Murray was reportedly wanted by police in Texas, with DC authorities saying the arrest was prompted by an intelligence bulletin from his home state. Internal police communications obtained by Fox 5 DC allege that he had been experiencing “paranoid delusions” and believed the government was out to get him. He is said to have purchased an AR-15 rifle and told his mother in a text message on Wednesday morning that he traveled to DC to “take care of his problem.”
While it remains unclear what Murray was doing near the VP’s residence, he reportedly told Secret Service agents that he wished to speak with the president.
Harris does not currently live at the Naval Observatory, as the building is undergoing renovations, residing for now at the presidential guest residence near the White House on Pennsylvania Avenue. On Wednesday, she was on the road, visiting states hit hardest by the coronavirus pandemic.

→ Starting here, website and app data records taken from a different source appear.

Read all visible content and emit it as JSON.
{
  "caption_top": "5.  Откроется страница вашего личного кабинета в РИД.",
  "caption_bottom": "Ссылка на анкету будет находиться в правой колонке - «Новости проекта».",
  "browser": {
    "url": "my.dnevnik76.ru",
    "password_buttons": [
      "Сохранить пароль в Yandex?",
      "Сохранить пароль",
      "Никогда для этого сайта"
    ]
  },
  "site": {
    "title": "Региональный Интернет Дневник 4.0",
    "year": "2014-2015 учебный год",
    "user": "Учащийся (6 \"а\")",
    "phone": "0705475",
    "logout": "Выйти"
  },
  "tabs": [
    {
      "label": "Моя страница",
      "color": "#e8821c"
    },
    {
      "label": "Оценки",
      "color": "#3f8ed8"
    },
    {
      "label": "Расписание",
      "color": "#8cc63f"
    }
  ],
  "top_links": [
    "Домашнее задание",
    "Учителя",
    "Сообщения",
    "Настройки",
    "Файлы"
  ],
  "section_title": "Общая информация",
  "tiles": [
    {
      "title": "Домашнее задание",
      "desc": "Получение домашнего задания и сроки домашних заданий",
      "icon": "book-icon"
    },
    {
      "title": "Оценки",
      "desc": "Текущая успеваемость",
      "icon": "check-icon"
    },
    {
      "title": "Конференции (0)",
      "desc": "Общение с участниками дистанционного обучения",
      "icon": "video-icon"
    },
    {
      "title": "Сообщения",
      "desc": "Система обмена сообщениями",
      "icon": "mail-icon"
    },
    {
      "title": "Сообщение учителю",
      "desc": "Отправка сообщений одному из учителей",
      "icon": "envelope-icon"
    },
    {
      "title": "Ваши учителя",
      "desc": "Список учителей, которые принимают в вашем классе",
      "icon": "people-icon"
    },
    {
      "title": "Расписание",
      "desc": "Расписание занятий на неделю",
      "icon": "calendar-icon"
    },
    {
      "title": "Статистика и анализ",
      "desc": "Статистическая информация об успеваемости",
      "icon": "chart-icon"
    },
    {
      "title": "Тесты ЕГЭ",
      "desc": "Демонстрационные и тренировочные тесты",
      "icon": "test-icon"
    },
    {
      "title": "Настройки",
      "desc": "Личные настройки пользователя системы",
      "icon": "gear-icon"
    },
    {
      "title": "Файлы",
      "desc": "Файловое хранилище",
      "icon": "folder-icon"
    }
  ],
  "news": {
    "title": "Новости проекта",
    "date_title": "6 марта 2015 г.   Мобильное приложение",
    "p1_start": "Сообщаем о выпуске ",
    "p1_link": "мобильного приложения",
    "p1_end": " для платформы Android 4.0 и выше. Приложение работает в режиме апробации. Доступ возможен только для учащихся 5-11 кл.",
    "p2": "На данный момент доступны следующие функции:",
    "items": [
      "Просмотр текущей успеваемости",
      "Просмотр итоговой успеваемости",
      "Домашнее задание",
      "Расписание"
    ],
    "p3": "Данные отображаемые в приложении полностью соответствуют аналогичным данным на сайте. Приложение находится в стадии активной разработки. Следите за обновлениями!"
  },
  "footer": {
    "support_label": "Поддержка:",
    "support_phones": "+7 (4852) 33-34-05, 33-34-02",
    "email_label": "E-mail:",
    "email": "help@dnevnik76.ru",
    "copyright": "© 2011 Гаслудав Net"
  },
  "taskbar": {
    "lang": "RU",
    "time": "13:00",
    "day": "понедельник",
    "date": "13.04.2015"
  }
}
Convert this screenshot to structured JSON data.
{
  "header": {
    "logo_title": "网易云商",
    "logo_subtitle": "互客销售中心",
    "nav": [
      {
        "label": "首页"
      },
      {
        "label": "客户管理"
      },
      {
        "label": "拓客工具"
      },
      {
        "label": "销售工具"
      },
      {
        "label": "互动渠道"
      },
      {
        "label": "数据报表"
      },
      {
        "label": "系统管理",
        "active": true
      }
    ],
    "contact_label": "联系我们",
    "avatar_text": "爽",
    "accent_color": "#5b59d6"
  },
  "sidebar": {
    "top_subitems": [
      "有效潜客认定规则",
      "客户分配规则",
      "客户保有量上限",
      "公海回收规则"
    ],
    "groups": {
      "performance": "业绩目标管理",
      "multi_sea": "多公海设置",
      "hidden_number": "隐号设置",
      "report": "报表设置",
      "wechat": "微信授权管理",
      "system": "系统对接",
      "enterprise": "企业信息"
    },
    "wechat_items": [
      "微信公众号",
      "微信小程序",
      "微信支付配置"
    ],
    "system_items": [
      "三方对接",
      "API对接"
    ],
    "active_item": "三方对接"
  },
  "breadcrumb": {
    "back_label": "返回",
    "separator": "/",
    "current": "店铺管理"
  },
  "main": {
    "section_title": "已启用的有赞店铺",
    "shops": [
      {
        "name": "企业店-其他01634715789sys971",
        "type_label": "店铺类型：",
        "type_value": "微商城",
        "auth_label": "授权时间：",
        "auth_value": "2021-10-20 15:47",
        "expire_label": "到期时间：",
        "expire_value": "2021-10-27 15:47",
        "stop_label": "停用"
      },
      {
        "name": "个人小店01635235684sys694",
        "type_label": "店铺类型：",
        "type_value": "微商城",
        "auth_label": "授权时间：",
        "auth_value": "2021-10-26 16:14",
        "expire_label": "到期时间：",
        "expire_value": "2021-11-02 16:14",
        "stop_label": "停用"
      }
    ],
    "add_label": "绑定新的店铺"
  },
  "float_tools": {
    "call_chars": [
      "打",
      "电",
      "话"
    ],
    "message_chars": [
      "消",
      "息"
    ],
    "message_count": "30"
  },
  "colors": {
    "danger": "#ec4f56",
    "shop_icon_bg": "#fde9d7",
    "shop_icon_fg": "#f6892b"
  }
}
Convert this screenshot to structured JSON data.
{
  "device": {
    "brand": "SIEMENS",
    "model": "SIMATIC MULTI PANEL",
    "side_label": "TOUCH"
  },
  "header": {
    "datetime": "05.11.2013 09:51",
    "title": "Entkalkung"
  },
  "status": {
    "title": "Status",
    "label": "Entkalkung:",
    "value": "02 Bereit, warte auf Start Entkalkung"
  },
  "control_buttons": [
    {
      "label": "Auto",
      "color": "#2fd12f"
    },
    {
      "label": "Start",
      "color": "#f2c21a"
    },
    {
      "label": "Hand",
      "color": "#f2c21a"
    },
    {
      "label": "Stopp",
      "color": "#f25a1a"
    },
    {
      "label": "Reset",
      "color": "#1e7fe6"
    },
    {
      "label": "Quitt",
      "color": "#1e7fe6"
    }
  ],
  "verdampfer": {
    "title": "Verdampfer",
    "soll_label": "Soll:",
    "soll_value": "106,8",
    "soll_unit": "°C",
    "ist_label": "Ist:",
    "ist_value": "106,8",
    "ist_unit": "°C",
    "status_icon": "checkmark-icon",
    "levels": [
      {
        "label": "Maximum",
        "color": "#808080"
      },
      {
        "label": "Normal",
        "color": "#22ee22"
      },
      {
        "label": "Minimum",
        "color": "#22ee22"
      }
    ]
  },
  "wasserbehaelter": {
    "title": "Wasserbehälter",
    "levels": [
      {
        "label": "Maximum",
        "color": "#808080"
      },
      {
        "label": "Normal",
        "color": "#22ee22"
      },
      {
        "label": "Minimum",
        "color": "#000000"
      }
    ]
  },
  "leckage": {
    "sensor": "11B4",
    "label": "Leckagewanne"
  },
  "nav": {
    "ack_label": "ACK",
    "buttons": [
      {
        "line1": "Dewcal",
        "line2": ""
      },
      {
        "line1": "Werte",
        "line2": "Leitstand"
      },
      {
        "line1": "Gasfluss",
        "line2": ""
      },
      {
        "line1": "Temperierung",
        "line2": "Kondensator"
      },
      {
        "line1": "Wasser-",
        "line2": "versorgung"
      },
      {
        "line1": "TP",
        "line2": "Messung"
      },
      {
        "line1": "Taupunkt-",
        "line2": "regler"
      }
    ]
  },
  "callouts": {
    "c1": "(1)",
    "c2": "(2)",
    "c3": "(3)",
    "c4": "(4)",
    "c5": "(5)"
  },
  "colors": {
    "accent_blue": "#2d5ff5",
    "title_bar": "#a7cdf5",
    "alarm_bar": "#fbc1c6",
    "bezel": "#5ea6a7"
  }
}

Murray served as an Army drone operator from 2010 to 2014, when he was medically discharged, according to the police communications, which also noted he had complained to authorities that he wasn’t getting sufficient support from Veteran’s Affairs and had stopped taking his prescribed medications.